In the entries below, identify every line with the string "accent" and copy it.
──────
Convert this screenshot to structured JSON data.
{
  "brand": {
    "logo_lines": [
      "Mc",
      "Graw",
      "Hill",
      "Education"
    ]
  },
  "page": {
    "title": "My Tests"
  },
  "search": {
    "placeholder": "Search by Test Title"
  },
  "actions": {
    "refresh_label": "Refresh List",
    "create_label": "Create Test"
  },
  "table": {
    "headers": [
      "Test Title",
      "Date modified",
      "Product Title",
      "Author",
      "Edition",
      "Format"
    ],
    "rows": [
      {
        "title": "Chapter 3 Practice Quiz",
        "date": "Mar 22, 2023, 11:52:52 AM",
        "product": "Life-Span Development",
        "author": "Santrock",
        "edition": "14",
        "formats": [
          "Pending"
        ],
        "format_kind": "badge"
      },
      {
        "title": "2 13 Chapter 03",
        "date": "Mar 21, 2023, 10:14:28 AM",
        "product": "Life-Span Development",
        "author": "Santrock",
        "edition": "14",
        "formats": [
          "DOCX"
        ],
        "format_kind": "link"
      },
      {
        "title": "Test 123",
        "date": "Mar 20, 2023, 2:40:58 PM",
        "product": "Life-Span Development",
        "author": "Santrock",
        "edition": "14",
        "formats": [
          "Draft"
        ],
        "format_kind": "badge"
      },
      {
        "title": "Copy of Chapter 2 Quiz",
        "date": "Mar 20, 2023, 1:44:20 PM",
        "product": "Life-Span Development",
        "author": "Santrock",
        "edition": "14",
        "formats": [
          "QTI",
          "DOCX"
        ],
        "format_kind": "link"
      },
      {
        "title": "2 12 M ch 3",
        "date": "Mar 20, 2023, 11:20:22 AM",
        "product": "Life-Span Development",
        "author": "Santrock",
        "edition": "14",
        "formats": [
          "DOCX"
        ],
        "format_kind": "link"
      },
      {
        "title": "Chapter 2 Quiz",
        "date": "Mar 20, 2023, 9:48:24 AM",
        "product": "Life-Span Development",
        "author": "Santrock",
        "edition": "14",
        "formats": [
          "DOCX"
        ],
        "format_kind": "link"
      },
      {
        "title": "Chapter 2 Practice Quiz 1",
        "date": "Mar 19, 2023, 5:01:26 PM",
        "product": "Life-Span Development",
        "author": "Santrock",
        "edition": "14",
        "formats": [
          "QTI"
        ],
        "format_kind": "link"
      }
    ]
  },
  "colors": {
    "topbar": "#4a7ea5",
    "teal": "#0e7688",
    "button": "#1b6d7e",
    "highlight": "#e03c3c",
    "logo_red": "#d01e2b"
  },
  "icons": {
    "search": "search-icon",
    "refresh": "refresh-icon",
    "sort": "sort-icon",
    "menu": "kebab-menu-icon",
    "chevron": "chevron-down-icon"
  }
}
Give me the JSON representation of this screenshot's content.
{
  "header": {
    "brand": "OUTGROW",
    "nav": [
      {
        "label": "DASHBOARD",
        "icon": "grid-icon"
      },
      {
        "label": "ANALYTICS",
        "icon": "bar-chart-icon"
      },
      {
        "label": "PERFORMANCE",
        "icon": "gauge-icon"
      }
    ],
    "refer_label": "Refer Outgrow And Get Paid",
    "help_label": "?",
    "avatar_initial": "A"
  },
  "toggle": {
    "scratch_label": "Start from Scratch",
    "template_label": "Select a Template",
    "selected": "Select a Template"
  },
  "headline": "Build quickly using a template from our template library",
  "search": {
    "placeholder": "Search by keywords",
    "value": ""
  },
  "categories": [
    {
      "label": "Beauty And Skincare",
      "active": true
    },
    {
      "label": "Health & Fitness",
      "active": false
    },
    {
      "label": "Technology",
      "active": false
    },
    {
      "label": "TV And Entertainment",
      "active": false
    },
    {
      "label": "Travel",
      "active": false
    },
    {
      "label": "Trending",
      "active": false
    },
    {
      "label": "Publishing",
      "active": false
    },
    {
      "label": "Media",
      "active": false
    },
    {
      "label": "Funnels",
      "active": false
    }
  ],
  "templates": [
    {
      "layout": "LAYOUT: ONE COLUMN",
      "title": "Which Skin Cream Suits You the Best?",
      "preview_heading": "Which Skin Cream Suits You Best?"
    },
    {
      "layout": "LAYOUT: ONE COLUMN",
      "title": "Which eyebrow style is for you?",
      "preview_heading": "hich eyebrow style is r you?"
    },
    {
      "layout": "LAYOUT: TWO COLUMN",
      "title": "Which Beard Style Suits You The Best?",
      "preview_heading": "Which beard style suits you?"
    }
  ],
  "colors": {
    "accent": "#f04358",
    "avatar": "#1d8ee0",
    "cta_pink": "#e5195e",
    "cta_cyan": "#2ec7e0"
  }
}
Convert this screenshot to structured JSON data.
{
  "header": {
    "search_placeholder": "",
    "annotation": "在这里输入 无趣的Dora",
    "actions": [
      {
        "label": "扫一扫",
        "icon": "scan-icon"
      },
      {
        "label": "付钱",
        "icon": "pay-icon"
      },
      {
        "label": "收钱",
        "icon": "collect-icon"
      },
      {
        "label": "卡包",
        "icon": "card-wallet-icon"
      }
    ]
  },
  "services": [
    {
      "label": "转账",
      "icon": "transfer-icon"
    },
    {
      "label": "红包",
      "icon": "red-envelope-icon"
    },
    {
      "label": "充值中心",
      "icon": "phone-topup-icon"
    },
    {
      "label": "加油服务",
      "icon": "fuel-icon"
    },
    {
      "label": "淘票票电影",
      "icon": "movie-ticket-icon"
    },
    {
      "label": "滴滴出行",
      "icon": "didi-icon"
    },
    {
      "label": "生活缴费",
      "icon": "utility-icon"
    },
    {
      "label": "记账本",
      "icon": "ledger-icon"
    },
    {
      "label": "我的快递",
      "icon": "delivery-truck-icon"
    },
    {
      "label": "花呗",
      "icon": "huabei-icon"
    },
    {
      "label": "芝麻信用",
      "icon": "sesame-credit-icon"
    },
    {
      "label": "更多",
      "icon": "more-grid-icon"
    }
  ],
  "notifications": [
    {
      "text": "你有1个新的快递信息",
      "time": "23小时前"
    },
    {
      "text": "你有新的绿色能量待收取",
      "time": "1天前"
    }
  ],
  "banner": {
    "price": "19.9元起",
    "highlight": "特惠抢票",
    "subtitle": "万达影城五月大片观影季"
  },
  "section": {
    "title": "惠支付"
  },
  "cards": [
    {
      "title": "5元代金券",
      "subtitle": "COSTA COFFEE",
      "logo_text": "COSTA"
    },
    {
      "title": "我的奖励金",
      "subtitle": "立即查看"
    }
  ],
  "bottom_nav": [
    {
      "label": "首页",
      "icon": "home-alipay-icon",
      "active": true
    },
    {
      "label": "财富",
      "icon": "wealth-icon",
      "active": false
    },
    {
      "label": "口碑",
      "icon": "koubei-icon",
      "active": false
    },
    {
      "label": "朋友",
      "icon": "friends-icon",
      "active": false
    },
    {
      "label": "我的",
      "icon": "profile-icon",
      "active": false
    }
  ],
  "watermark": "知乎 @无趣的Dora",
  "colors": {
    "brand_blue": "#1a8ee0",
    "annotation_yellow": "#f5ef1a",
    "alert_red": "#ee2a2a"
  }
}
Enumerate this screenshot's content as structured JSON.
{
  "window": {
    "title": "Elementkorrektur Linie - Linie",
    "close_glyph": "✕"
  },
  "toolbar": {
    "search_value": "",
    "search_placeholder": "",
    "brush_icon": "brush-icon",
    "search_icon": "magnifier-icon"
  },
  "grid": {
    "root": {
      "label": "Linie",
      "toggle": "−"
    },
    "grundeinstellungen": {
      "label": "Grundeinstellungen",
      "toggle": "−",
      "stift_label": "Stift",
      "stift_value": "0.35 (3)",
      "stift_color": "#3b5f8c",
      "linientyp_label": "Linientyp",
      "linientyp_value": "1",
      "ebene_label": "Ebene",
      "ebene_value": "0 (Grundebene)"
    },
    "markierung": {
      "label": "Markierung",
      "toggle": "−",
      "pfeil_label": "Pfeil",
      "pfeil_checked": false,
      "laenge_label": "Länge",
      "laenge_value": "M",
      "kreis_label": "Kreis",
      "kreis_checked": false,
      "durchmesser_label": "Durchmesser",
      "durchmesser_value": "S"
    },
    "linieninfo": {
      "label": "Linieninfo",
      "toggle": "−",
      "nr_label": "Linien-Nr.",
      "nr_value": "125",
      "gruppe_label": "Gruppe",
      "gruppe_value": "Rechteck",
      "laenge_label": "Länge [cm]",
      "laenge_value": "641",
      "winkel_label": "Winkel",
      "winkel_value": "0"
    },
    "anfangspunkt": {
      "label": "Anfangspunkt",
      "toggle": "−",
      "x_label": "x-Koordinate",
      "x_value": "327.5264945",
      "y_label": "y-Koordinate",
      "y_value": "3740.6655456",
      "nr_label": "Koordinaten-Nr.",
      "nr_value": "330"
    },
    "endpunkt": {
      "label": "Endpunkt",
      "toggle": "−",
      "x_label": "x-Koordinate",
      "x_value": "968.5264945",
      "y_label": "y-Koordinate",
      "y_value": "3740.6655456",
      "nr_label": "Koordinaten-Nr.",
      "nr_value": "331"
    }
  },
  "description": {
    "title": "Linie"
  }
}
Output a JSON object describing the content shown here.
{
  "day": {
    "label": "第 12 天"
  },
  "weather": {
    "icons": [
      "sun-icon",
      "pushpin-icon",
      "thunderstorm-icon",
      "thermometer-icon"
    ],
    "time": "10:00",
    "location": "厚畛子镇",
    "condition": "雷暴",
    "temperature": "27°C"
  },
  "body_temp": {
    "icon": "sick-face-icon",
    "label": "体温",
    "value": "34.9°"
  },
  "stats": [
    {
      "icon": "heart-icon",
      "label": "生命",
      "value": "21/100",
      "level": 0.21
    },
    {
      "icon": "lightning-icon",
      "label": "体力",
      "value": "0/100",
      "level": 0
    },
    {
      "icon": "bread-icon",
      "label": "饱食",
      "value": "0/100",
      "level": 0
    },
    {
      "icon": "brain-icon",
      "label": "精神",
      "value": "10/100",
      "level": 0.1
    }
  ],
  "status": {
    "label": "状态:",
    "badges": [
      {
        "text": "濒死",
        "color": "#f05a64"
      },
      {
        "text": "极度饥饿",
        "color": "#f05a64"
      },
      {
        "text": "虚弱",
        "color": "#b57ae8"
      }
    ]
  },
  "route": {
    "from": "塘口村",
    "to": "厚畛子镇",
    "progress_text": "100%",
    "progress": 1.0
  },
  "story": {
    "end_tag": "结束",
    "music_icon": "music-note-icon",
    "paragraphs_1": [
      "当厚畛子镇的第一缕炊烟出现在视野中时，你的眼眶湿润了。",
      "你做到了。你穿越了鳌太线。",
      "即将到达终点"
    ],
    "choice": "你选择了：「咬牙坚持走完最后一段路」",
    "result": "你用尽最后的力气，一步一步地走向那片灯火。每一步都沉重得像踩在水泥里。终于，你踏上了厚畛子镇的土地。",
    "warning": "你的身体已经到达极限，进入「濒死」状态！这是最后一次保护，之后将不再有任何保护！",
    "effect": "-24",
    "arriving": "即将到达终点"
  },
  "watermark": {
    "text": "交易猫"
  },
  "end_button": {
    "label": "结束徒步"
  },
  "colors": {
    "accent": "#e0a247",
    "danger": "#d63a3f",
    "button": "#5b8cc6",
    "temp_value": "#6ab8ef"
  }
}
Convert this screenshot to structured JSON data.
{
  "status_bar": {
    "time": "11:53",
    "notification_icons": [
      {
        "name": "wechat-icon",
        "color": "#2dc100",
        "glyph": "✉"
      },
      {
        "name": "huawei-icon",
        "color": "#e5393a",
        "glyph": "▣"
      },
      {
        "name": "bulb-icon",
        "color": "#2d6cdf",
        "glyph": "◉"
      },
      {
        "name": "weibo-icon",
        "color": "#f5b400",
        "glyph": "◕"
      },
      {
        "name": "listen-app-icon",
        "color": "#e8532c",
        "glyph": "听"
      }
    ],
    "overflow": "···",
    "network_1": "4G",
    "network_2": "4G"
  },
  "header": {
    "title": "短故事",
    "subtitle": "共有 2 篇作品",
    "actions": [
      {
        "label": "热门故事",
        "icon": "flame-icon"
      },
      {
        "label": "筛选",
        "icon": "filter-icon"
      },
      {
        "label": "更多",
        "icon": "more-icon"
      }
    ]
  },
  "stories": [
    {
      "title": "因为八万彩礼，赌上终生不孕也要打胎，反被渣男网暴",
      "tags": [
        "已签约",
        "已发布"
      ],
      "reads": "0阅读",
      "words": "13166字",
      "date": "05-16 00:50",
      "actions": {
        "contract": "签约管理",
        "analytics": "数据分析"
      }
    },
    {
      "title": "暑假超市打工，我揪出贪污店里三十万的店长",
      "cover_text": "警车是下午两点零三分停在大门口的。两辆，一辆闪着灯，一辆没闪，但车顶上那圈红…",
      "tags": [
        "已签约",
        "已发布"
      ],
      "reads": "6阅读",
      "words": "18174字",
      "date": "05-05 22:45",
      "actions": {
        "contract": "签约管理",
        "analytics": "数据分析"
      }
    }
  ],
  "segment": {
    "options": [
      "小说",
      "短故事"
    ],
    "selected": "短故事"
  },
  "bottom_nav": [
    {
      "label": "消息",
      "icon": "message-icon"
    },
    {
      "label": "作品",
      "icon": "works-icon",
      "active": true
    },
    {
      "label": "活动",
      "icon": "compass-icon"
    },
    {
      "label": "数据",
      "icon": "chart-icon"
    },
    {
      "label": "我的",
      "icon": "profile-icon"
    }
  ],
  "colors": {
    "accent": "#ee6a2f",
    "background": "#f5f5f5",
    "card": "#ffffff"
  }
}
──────
■ **Result of the task**
    "accent": "#f04358",
    "accent": "#e0a247",
    "accent": "#ee6a2f",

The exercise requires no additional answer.